I see meaningful advances coming in technology that provide seamless experiences. Our interests and even our needs are in pausing, then resuming our lives as we move from one technology or device to another. Amazon gets this with Kindle. I read on a Kindle, then later go into the Kindle app on my iPad. The page where I left off is waiting for me there. Easy and tremendously helpful. Of course, everyone is promising this experience, including Microsoft with its latest reorganization. But the tech world really hasn't delivered on it in a big way yet. And it needs to. Consumers not only want it, they are increasingly demanding it.

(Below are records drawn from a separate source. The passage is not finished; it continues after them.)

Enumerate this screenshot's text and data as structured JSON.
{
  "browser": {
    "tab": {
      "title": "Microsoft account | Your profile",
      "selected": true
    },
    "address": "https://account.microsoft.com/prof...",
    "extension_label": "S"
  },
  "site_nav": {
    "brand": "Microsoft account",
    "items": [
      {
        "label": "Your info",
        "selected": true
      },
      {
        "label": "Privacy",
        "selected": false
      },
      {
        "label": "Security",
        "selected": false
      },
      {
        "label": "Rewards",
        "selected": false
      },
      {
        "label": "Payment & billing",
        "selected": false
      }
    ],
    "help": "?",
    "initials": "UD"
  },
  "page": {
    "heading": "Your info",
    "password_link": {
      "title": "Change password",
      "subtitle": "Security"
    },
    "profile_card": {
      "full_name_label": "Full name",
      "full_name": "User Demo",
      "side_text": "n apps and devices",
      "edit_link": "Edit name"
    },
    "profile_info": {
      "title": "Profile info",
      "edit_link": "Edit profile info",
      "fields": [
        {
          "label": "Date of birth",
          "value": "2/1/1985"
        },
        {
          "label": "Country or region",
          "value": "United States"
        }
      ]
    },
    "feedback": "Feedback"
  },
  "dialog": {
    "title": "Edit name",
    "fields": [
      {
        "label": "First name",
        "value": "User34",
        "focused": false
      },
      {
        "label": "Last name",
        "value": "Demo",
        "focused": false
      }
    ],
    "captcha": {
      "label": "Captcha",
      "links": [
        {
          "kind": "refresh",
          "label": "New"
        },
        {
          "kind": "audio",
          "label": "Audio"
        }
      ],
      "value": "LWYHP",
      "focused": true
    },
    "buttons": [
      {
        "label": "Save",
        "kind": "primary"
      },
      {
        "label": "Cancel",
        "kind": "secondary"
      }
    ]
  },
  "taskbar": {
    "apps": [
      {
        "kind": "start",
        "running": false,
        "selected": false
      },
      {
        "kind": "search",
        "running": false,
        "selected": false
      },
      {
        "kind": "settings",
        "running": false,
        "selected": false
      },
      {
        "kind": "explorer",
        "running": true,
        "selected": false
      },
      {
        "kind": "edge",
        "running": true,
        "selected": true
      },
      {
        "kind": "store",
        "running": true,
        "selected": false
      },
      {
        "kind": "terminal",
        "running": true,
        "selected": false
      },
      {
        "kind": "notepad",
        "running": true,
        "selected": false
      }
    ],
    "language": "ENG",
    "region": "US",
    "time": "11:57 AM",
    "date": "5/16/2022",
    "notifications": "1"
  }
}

Itai Asseo, VP, Group Creative Architect & North America Lead for Digitas Labs, Digitas
Privacy in the digital age is something of an oxymoron. It doesn't exist. Period. Consumers have grown to accept that. The amount of data that is collected about each and every one of us is immense. But the minute we step away from our screens and walk into a brick-and-mortar store, coffee shop, or concert venue, we are invisible. The next big thing in digital marketing is bringing the digital experience into our still-analog life, and by doing so, completing the circle between our actions on- and offline. Emerging technology around face detection, traffic analysis (over WiFi and Bluetooth), and smart digital marketing will change that, and our offline privacy will be a thing of the past.
Kasey Skala, Digital Communication Manager, Great Clips

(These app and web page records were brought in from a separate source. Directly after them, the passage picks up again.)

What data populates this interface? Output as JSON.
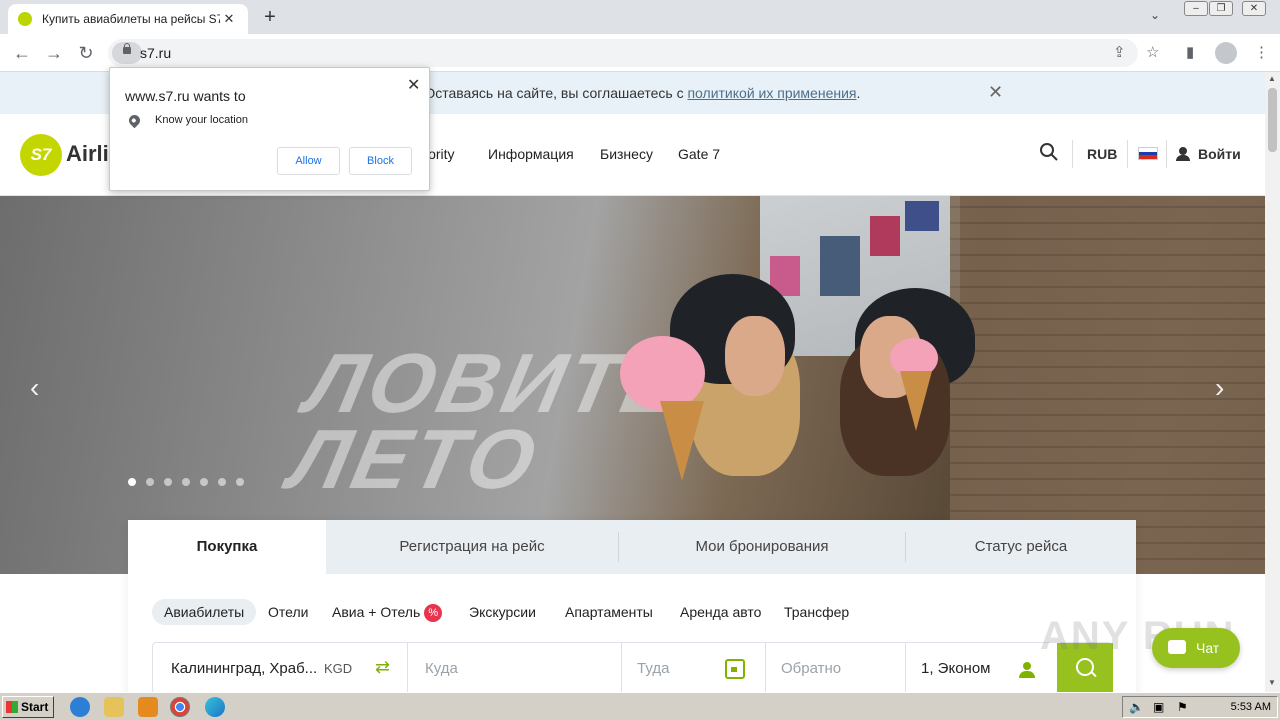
{
  "browser": {
    "tab_title": "Купить авиабилеты на рейсы S7 А",
    "new_tab": "+",
    "url": "s7.ru"
  },
  "permission": {
    "title": "www.s7.ru wants to",
    "item": "Know your location",
    "allow": "Allow",
    "block": "Block"
  },
  "cookie": {
    "text": "мы используем куки. Оставаясь на сайте, вы соглашаетесь с ",
    "link": "политикой их применения",
    "suffix": "."
  },
  "header": {
    "logo_mark": "S7",
    "logo_text": "Airli",
    "nav": [
      "iority",
      "Информация",
      "Бизнесу",
      "Gate 7"
    ],
    "currency": "RUB",
    "login": "Войти"
  },
  "hero": {
    "overlay_text": "ЛОВИТЕ ЛЕТО",
    "slide_count": 7,
    "active_slide": 1
  },
  "booking": {
    "tabs": [
      "Покупка",
      "Регистрация на рейс",
      "Мои бронирования",
      "Статус рейса"
    ],
    "categories": [
      "Авиабилеты",
      "Отели",
      "Авиа + Отель",
      "Экскурсии",
      "Апартаменты",
      "Аренда авто",
      "Трансфер"
    ],
    "badge": "%",
    "from_value": "Калининград, Храб...",
    "from_code": "KGD",
    "to_placeholder": "Куда",
    "depart_placeholder": "Туда",
    "return_placeholder": "Обратно",
    "passengers": "1, Эконом"
  },
  "chat": {
    "label": "Чат"
  },
  "watermark": "ANY RUN",
  "taskbar": {
    "start": "Start",
    "clock": "5:53 AM"
  },
  "colors": {
    "accent": "#96c11f",
    "badge": "#e8344e"
  }
}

The next big thing in digital is about mobility and truly personalized experiences that are deep and rich. There’s a ton of talk about the importance of mobile, but the real power comes when we stop thinking about devices and focus on mobility and providing personalized experiences to on-the-go consumers. A lot of the focus right now is on how we gather data. Moving forward, it’ll be about what we do with that data. Take Nike, for example, with their FuelBand. The amount of information they are collecting is amazing. The play moving forward is for a Target or Campbell’s Soup to come in and act on that data while the consumer is in their store.

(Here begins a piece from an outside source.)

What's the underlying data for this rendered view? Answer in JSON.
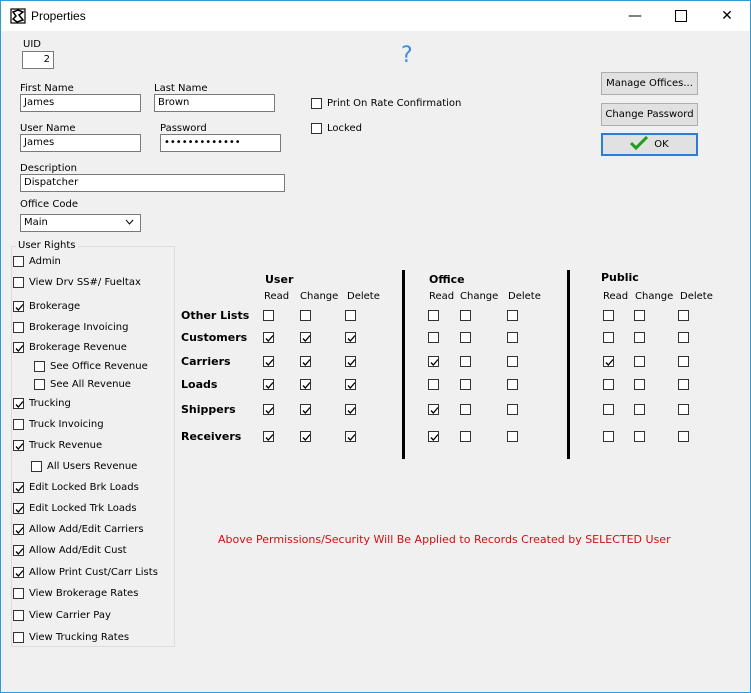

Bob Goodman, SVP, Director of User Experience, Arnold Worldwide
The next big thing is not a consumer device but the digitally enabled, personalized in-store shopping experience. We're on the cusp of seeing in-store shopping experiences transformed by big data, personalization, and touch-enabled POS advertising and shelving systems. Steps toward the digital in-store experience are already happening everyday when someone uses their smartphone as a personal shopping assistant. As that knowledge starts to live in the retailer's in-store environment rather than just in the customer's pocket, the bricks-and-mortar and online experience begin to fuse. Retailers will be able to showcase products that are more relevant to a specific consumer and offer targeted promotions the way e-tailers have been doing since Amazon came on the scene in 1995.
For stores that can support a warmer, more human touch, the customer-facing staff could be equipped with this knowledge, similar to the Apple in-store experience today. A nonintrusive way for customers to opt into this personalization is by smartphone, loyalty card, or FOB. Facial recognition is an intrusive alternative, but one that customers may find creepy. A major obstacle to these retail innovations is the thicket of legacy back-office tech that continues to power retail today. The physical design of most stores is also not set up for digital displays and will need to shift in ways small and large over the next years to support a more seamless online and off experience. But specialty stores to and niche retailers will probably lead investment in a retooled personalized retail experience.
What this means to digital marketers is that stores and their way of prioritizing and selling products starts to operate much more like effective online display and e-commerce strategies. The in-store retail experience begins to represent not just one but many targeted media channels. It offers brands a special advantage of being able to convert an immediate in-store promotion into a purchase without the delayed gratification of ordering online and waiting for your product to arrive.